σ_{ZZ}= σXX

10^{-3} 10^{-2} 10^{-1} 10^{0}
10^{-8}

10^{-7}
10^{-6}
10^{-5}
10^{-4}
10^{-3}
10^{-2}
10^{-1}

10(c)γ^{0} ZZ= γXX= 10^{−1}ω0

IDG QSN TVN TVN,Y

-10 0 10 (d)

-5 0 5 (e)

ω0t

0 2 4 6 8 10 12 14 16 18 20

-10 0 10 (f)

ΩX(t)/ω0 ΩY(t)/ω0

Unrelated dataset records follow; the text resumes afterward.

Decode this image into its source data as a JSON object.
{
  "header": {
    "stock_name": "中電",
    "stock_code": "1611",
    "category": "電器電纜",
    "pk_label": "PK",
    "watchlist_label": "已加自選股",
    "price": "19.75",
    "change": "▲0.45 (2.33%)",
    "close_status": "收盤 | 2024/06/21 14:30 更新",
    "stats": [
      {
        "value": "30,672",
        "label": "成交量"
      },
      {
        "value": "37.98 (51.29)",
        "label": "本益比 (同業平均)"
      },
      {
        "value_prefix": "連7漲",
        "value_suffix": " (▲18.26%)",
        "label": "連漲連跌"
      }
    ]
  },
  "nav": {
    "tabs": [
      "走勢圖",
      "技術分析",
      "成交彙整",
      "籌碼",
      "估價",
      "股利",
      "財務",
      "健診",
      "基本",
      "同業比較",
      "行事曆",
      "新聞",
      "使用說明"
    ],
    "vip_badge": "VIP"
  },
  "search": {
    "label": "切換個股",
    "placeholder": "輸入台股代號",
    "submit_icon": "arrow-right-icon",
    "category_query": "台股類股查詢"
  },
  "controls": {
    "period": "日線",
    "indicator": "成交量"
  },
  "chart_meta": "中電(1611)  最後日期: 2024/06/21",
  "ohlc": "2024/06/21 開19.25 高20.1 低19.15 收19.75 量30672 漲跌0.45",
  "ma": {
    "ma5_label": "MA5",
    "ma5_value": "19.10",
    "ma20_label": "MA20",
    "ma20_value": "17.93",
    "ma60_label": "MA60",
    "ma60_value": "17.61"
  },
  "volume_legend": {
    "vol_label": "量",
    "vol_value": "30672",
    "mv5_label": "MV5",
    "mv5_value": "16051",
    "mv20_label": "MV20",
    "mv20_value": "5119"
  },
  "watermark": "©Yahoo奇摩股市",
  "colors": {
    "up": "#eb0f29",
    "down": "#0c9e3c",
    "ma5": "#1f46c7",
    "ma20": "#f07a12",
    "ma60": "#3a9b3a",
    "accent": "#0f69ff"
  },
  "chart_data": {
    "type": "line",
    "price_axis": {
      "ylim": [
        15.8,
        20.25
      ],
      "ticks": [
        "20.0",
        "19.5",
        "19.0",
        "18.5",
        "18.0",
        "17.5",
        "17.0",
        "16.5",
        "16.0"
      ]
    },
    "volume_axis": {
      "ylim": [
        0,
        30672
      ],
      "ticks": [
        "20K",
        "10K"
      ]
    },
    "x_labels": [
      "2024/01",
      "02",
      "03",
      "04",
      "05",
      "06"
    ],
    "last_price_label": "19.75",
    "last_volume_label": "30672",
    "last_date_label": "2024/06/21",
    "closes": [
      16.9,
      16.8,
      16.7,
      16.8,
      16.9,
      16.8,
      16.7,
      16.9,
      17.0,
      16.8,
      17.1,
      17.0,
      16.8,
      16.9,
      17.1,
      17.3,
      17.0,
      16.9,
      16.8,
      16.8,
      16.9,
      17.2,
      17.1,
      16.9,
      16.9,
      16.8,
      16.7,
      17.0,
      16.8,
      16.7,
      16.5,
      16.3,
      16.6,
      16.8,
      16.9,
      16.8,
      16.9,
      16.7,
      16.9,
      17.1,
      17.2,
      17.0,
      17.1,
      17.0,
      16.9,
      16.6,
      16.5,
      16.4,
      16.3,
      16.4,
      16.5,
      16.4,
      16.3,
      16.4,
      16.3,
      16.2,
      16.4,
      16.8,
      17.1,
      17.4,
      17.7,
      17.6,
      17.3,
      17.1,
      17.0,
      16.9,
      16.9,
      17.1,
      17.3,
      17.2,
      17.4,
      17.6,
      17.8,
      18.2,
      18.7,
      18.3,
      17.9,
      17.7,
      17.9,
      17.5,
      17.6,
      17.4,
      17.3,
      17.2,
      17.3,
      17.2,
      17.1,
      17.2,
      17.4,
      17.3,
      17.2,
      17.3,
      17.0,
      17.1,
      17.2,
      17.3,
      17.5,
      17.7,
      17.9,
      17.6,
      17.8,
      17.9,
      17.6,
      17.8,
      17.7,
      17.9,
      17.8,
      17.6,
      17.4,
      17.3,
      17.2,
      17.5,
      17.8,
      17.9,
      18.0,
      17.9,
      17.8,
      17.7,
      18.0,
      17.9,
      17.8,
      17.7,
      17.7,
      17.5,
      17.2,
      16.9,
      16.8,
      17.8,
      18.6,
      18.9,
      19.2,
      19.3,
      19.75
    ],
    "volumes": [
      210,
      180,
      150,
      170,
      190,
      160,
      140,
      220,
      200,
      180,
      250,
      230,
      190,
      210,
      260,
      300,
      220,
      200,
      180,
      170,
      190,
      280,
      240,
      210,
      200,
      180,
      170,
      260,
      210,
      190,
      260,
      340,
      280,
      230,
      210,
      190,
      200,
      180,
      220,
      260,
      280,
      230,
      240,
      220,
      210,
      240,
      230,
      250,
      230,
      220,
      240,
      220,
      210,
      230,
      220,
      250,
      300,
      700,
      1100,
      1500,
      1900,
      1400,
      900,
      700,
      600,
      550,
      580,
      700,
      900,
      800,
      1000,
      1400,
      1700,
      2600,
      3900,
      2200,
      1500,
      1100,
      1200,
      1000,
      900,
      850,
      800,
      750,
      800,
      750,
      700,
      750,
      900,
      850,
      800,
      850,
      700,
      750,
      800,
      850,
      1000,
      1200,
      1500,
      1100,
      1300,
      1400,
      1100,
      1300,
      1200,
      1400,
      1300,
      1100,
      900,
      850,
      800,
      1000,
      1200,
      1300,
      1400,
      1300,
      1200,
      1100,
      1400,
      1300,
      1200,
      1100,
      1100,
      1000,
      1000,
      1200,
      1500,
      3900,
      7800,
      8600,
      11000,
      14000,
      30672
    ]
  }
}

Figure 2.4.: Robust performance of the Hadamard gate of the IDG strategy (blue tri-
angles), QSN strategy (red circles), and TVN strategy (yellow squares) for
high-frequency (γZZ = γ_{XX} = 10^{−1}ω_{0}) (a) Z-noise, (b) X-noise, and (c)
Z-&-X-noise. For TVN strategy with an additional Y control (green pen-
tagrams) in (b), γY Y = γXX = 10^{−1}ω0 and σY Y = σXX, and in (c),
γ_{Y Y} = γ_{ZZ} = γ_{XX} = 10^{−1}ω_{0} and σY Y = σ_{XX} = σ_{ZZ}. Optimal control
pulses of the TVN strategy (d) for Z-noise and of the TVN strategy with an
additional Y control and accompanying Y -noise (e) for X-noise and (f) for
Z-&-X-noise. The number of control parameters kmax=10 for ΩX(t) in (d)
and kmax=20 for both ΩX(t)and ΩY(t)in (e) and (f).